Some crops migrate north with warmer temperatures
Statewide, North Dakota's growing season since 1879 has lengthened by 12 days, says state climatologist Adnan Akyuz at North Dakota State University. Before the 1970s, corn just wasn't grown north of Bismarck. "Now we're seeing it all the way up to the Canadian border," he says.
According to Akyuz's calculations "16% of the total heat necessary to mature a corn plant in Fargo is due to the climate change."
Climate change a net positive
The United States has the largest amount of arable land of any nation, and climate change has only made it better.
"We have more area where production is limited by cold rather than by heat. So on net, we come off a bit better," McCarl says.
In North Dakota, that has contributed to an economic boom. Growers are getting harvests that would have been unimaginable years ago, says Mike Ostlie, an agronomist at the Carrington Research Extension Center of North Dakota State University, about 150 miles northwest of Fargo. "Used to be, every three to five years there was a crop failure. Now I don't know when that last happened."
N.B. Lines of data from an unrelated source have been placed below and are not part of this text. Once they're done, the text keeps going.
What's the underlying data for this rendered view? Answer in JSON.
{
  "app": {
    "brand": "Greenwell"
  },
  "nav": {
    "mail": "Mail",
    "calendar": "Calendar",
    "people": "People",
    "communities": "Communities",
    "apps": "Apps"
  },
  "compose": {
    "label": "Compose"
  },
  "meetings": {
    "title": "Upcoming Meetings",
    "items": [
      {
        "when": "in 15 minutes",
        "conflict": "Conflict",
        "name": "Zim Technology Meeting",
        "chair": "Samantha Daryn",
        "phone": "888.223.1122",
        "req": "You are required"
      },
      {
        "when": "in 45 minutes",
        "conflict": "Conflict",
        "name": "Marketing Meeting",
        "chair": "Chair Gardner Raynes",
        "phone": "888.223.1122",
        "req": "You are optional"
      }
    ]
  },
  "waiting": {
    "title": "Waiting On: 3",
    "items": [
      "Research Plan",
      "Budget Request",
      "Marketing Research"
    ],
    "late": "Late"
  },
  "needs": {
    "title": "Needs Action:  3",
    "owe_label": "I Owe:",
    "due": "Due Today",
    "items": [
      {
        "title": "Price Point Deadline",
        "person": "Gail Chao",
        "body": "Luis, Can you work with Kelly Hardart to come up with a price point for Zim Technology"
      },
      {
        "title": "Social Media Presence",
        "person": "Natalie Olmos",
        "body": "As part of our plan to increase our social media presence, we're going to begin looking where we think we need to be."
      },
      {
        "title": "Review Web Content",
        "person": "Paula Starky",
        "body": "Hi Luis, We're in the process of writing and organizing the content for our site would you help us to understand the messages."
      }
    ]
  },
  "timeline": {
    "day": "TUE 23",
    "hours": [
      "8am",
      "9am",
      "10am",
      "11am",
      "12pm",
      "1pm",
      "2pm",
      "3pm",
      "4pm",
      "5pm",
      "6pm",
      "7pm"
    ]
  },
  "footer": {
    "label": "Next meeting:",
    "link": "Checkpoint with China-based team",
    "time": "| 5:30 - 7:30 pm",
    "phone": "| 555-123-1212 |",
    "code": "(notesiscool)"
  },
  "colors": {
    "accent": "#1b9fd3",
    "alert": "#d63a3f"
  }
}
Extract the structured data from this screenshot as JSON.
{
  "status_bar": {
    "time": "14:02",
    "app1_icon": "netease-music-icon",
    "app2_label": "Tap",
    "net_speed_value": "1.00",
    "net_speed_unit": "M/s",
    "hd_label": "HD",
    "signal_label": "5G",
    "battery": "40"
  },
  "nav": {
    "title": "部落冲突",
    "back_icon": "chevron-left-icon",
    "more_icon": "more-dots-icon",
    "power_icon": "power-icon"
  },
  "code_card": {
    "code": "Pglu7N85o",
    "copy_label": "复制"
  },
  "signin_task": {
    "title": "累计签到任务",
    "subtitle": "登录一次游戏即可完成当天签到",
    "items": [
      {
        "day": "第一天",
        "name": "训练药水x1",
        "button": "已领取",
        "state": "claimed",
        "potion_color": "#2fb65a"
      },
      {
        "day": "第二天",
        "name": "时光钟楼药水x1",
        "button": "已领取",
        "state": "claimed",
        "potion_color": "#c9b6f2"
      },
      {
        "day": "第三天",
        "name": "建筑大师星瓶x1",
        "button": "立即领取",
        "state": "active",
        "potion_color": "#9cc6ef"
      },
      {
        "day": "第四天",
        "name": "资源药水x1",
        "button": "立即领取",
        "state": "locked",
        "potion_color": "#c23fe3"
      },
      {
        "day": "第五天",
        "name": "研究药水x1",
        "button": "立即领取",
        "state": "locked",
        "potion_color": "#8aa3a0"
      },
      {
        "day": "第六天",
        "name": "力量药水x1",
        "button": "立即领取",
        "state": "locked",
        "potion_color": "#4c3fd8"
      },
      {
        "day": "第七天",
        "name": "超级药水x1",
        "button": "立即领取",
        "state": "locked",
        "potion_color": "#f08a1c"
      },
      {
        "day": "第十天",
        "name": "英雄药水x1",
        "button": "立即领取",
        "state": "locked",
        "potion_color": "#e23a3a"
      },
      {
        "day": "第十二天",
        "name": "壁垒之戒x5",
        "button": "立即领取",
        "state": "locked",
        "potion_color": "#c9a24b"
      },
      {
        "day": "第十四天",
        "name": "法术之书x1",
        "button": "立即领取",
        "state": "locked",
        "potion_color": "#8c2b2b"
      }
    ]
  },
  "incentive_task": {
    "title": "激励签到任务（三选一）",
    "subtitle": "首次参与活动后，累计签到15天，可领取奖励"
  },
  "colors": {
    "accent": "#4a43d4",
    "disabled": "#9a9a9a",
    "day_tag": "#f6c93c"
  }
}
Things are so good that the long drain of children moving off farms is beginning to reverse, says Steve Metzger, a farm management expert at Carrington.